I love teaching. I’d jump at any opportunity for a teaching moment. Case in point. This is the first week of two world religion survey classes I am teaching this summer. What fascinates me are the responses from both classes. They have read the first week’s textbook assignment and the PowerPoint I did for the course. Many students responded to the first week, indicating that they hadn’t thought about various concepts before this week. The students sounded like a group of clones of Archimedes saying, “Eureka!”
When that moment occurs, it makes teaching meaningful and fun. One of the eureka moments had to do with the classes wrestling with the notion of religions that don’t contain the concept of a creator deity. Actually, religions like Jainism, Buddhism, and several Chinese religions lack any type of deity as we understand that term. In previous years, students debate whether those faiths are philosophical beliefs rather than religions.
Once students grasp that we are in this class to think, question, and wrestle with various religions, the stage is set for lively discussions. Enter Sir David Attenborough on the notion of God. Listen to Attenborough discuss termites and whether he might be light them.
Also, notice how Attenborough walks the thin line between agnosticism and atheism.
Then there is Richard Dawkins. He isn’t as genteel as Attenborough. He calls it as he sees it.

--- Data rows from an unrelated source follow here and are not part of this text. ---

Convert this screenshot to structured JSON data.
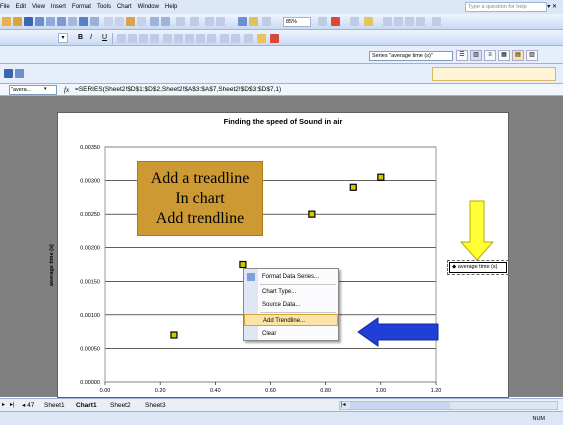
{
  "menu": [
    "File",
    "Edit",
    "View",
    "Insert",
    "Format",
    "Tools",
    "Chart",
    "Window",
    "Help"
  ],
  "help_box": {
    "placeholder": "Type a question for help"
  },
  "toolbar": {
    "zoom": "85%",
    "font_drop": "▾",
    "format_buttons": [
      "B",
      "I",
      "U"
    ],
    "series_select": "Series \"average time (s)\"",
    "name_box": "\"avera...",
    "fx": "fx",
    "formula": "=SERIES(Sheet2!$D$1:$D$2,Sheet2!$A$3:$A$7,Sheet2!$D$3:$D$7,1)"
  },
  "chart": {
    "title": "Finding the speed of Sound in air",
    "y_label": "average time (s)",
    "legend": "average time (s)"
  },
  "chart_data": {
    "type": "scatter",
    "title": "Finding the speed of Sound in air",
    "xlabel": "",
    "ylabel": "average time (s)",
    "xlim": [
      0,
      1.2
    ],
    "ylim": [
      0,
      0.0035
    ],
    "x_ticks": [
      "0.00",
      "0.20",
      "0.40",
      "0.60",
      "0.80",
      "1.00",
      "1.20"
    ],
    "y_ticks": [
      "0.00000",
      "0.00050",
      "0.00100",
      "0.00150",
      "0.00200",
      "0.00250",
      "0.00300",
      "0.00350"
    ],
    "grid": "horizontal",
    "legend_position": "right",
    "series": [
      {
        "name": "average time (s)",
        "x": [
          0.25,
          0.5,
          0.75,
          0.9,
          1.0
        ],
        "y": [
          0.0007,
          0.00175,
          0.0025,
          0.0029,
          0.00305
        ]
      }
    ]
  },
  "callout": [
    "Add a treadline",
    "In chart",
    "Add trendline"
  ],
  "context_menu": [
    "Format Data Series...",
    "Chart Type...",
    "Source Data...",
    "Add Trendline...",
    "Clear"
  ],
  "tabs": {
    "count": "47",
    "items": [
      "Sheet1",
      "Chart1",
      "Sheet2",
      "Sheet3"
    ],
    "active": "Chart1"
  },
  "status": {
    "mode": "NUM"
  },
  "colors": {
    "callout": "#cc9933",
    "arrow_yellow": "#ffff33",
    "arrow_blue": "#1f3fd6",
    "marker": "#cccc00",
    "menu_highlight": "#fbe3a8"
  }
}
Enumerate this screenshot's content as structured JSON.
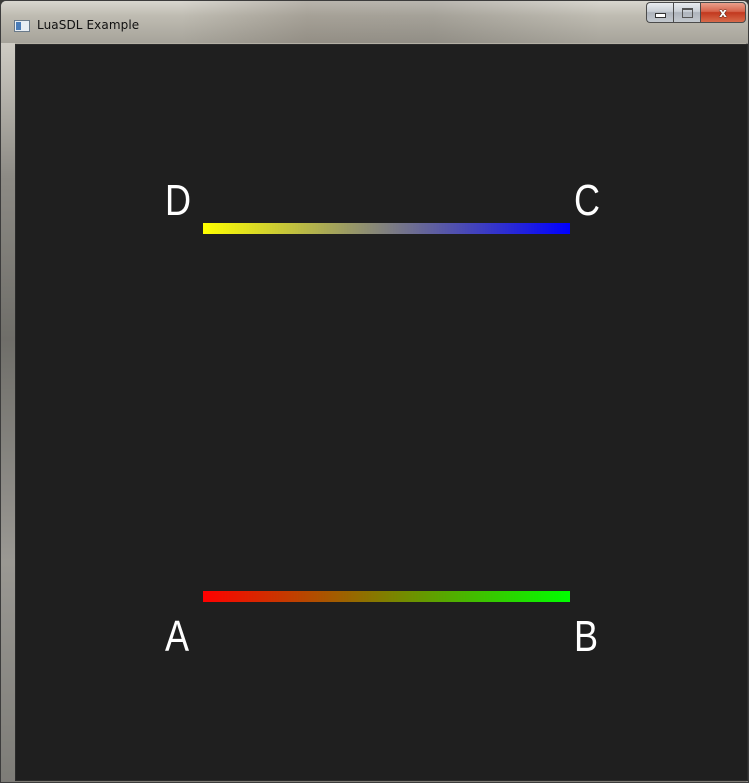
{
  "window": {
    "title": "LuaSDL Example",
    "icon": "app-window-icon",
    "controls": {
      "minimize": "minimize-icon",
      "maximize": "maximize-icon",
      "close": "x"
    }
  },
  "canvas": {
    "background": "#1f1f1f",
    "top_line": {
      "start_label": "D",
      "end_label": "C",
      "start_color": "#ffff00",
      "end_color": "#0000ff"
    },
    "bottom_line": {
      "start_label": "A",
      "end_label": "B",
      "start_color": "#ff0000",
      "end_color": "#00ff00"
    },
    "label_color": "#ffffff"
  }
}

Finally, Christopher Hitchens pushes beyond Dawkins. During Hitchens’ speech, he mentions Pope John Paul’s apologies for the errors of the Catholic Church.
Finally, Bertrand Russell, the British philosopher, drafted an essay in 1952 entitled “Is There a God?” This is a brief part of this famous article.
Many orthodox people speak as though it were the business of sceptics to disprove received dogmas rather than of dogmatists to prove them. This is, of course, a mistake. If I were to suggest that between the Earth and Mars there is a china teapot revolving about the sun in an elliptical orbit, nobody would be able to disprove my assertion provided I were careful to add that the teapot is too small to be revealed even by our most powerful telescopes. But if I were to go on to say that, since my assertion cannot be disproved, it is intolerable presumption on the part of human reason to doubt it, I should rightly be thought to be talking nonsense. If, however, the existence of such a teapot were affirmed in ancient books, taught as the sacred truth every Sunday, and instilled into the minds of children at school, hesitation to believe in its existence would become a mark of eccentricity and entitle the doubter to the attentions of the psychiatrist in an enlightened age or of the Inquisitor in an earlier time.
I found this photo on the Internet. I assume Bertrand Russell posted it to prove his point. Late last night, I went to my personal observation deck and searched the sky for the orbiting china teapot. I’m not sure that I found it. I did notice a couple of places that might have been the teapot. I’ll email Neil deGrasse Tyson at Hayden Planetarium to confirm whether either of my sightings was the orbiting china teapot.